back to top
back to top


back to top


Question of the week 18 2016-11-30 11:02:21
In addition, the following study the cost-effectiveness of 48 social protection interventions worldwide, comparing:

- livelihood development programmes

- unconditional cash transfers

- graduation programmes

The duration of assessments impact the outcomes: graduation programmes appear to be least cost-effective in the short term, but more cost-effective when assessed beyond the duration of the programme.

Dear Donald,

Thank you for your reply. We hope you did not read the conclusions we drew from this panel as one-size-fits-all approaches. In fact, many of the publications we have developed on the key areas to focus on (e.g. women empowerment or improved access to land) note that blueprints for inclusive development do not exist. Inclusive development is inherently a plea for context-specificness. Meanwhile, we do look forward to your view on the relation between the image of agriculture and regional or national economic histories or the difference in need for addressing access to land across the continent.

Best regards,
Frank van Kesteren (INCLUDE secretariat)

Dear Mr. Schuurman,

Thank you for your clear and provocative comment on our one pager series. First, let's clarify that we share in your view that inclusive development does not mean imposing top-down blueprints of development upon beneficiaries. Inclusion of marginalized and vulnerable groups in all stages of the design of policies lies at the core of the difference between development and inclusive development.

Hence, we have attempted to incorporate this in the one pager series. We particularly focused on the role of cooperatives you mentioned. For instance, an overarching recommendation in the inclusive value chains one pager is the focus on new or improved cooperatives for women and youth, as the advantages of cooperative organizations are manifold: their results may be tangible in the form of obtained credit or land, but can also lead to an improved dialogue with peers, employers or political decision-making bodies. Yet, cooperatives are no magic charm in themselves yet, as invitations to the social and political dialogue do not empower youth and women in themselves yet. Therefore, our one pagers have also adopted a macro-economic focus amongst other things. In our aim to provide the most relevant evidence we welcome any valuable contribution, for instance on ways to assist cooperatives in their self-organization.

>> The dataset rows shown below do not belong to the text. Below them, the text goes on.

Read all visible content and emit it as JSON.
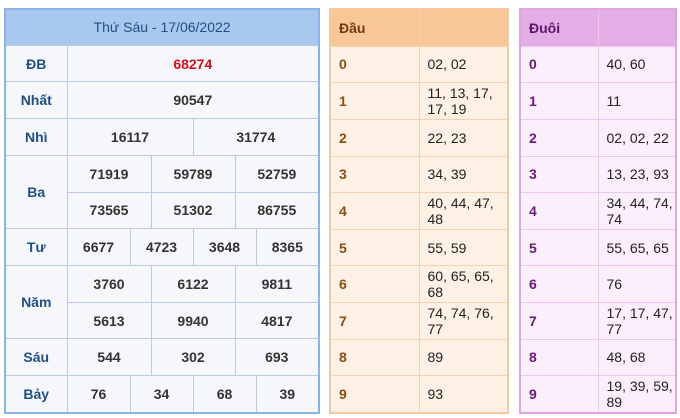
{
  "results": {
    "title": "Thứ Sáu - 17/06/2022",
    "db": {
      "label": "ĐB",
      "values": [
        "68274"
      ]
    },
    "g1": {
      "label": "Nhất",
      "values": [
        "90547"
      ]
    },
    "g2": {
      "label": "Nhì",
      "values": [
        "16117",
        "31774"
      ]
    },
    "g3": {
      "label": "Ba",
      "values": [
        "71919",
        "59789",
        "52759",
        "73565",
        "51302",
        "86755"
      ]
    },
    "g4": {
      "label": "Tư",
      "values": [
        "6677",
        "4723",
        "3648",
        "8365"
      ]
    },
    "g5": {
      "label": "Năm",
      "values": [
        "3760",
        "6122",
        "9811",
        "5613",
        "9940",
        "4817"
      ]
    },
    "g6": {
      "label": "Sáu",
      "values": [
        "544",
        "302",
        "693"
      ]
    },
    "g7": {
      "label": "Bảy",
      "values": [
        "76",
        "34",
        "68",
        "39"
      ]
    }
  },
  "dau": {
    "title": "Đầu",
    "rows": [
      {
        "key": "0",
        "value": "02, 02"
      },
      {
        "key": "1",
        "value": "11, 13, 17, 17, 19"
      },
      {
        "key": "2",
        "value": "22, 23"
      },
      {
        "key": "3",
        "value": "34, 39"
      },
      {
        "key": "4",
        "value": "40, 44, 47, 48"
      },
      {
        "key": "5",
        "value": "55, 59"
      },
      {
        "key": "6",
        "value": "60, 65, 65, 68"
      },
      {
        "key": "7",
        "value": "74, 74, 76, 77"
      },
      {
        "key": "8",
        "value": "89"
      },
      {
        "key": "9",
        "value": "93"
      }
    ]
  },
  "duoi": {
    "title": "Đuôi",
    "rows": [
      {
        "key": "0",
        "value": "40, 60"
      },
      {
        "key": "1",
        "value": "11"
      },
      {
        "key": "2",
        "value": "02, 02, 22"
      },
      {
        "key": "3",
        "value": "13, 23, 93"
      },
      {
        "key": "4",
        "value": "34, 44, 74, 74"
      },
      {
        "key": "5",
        "value": "55, 65, 65"
      },
      {
        "key": "6",
        "value": "76"
      },
      {
        "key": "7",
        "value": "17, 17, 47, 77"
      },
      {
        "key": "8",
        "value": "48, 68"
      },
      {
        "key": "9",
        "value": "19, 39, 59, 89"
      }
    ]
  },
  "colors": {
    "special_prize": "#d6101a",
    "results_header": "#a9c8ef",
    "dau_header": "#f8c796",
    "duoi_header": "#e3aee6"
  }
}
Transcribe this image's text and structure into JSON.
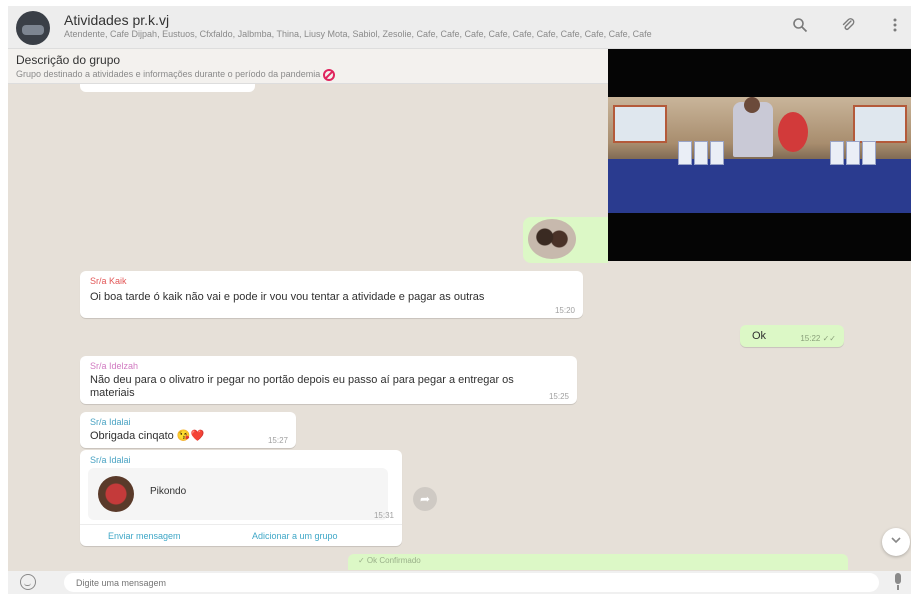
{
  "header": {
    "title": "Atividades pr.k.vj",
    "subtitle": "Atendente, Cafe Dijpah, Eustuos, Cfxfaldo, Jalbmba, Thina, Liusy Mota, Sabiol, Zesolie, Cafe, Cafe, Cafe, Cafe, Cafe, Cafe, Cafe, Cafe, Cafe, Cafe",
    "search_icon": "search-icon",
    "attach_icon": "paperclip-icon",
    "menu_icon": "kebab-menu-icon"
  },
  "description": {
    "title": "Descrição do grupo",
    "text": "Grupo destinado a atividades e informações durante o período da pandemia"
  },
  "messages": [
    {
      "sender": "Sr/a Kaik",
      "sender_color": "#e25757",
      "text": "Oi boa tarde ó kaik não vai e pode ir vou vou tentar a atividade e pagar as outras",
      "time": "15:20"
    },
    {
      "text": "Ok",
      "time": "15:22 ✓✓"
    },
    {
      "sender": "Sr/a Idelzah",
      "sender_color": "#d17ac1",
      "text": "Não deu para o olivatro ir pegar no portão depois eu passo aí para pegar a entregar os materiais",
      "time": "15:25"
    },
    {
      "sender": "Sr/a Idalai",
      "sender_color": "#4aa3c3",
      "text": "Obrigada cinqato 😘❤️",
      "time": "15:27"
    },
    {
      "sender": "Sr/a Idalai",
      "sender_color": "#4aa3c3",
      "file_name": "Pikondo",
      "time": "15:31",
      "action_message": "Enviar mensagem",
      "action_add": "Adicionar a um grupo"
    }
  ],
  "bottom_partial": "✓ Ok Confirmado",
  "composer": {
    "placeholder": "Digite uma mensagem"
  },
  "colors": {
    "incoming": "#ffffff",
    "outgoing": "#dcf8c6",
    "chat_bg": "#e6e0d8"
  }
}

Perhaps the one pager 'A policy agenda for inclusive agricultural transformation in Africa' provides more clarity on the issue outlined above. By distinguishing between investments, policy strategies and mainstreaming techniques we stress the equality of importance of for instance a focus on vulnerable and excluded groups and engagement in a balanced social and political dialogue of actors, including the private sector. Making the interventions demand-driven is an explicit recommendation of these, and earlier, one pagers.

Regarding the panel, this is not a matter of not being 'called to the kitchen'. Although I cannot dive into the process of invitation of speakers here explicitly, I can stress that we have attempted to include the actors mentioned by you in this panel. We have indeed focused on farmer's organizations, but not always successfully. Yet, focusing on the organizations themselves, rather than the people representing them, can be misleading. For instance, Ada Osakwe (Agrolay) is foremost an entrepreneurs and job-creator.

It is a key issue for INCLUDE to focus on the inclusion of all stakeholders in the policy agenda discussed by the panel. Therefore, we once again would like to thank you for drawing our attention to this issue. We hope you will follow our live reporting on the panel through Twitter (@INCLUDEplatform) and we welcome any additional valuable comment both during and after the panel discussion.

On behalf of the INCLUDE secretariat,
Frank van Kesteren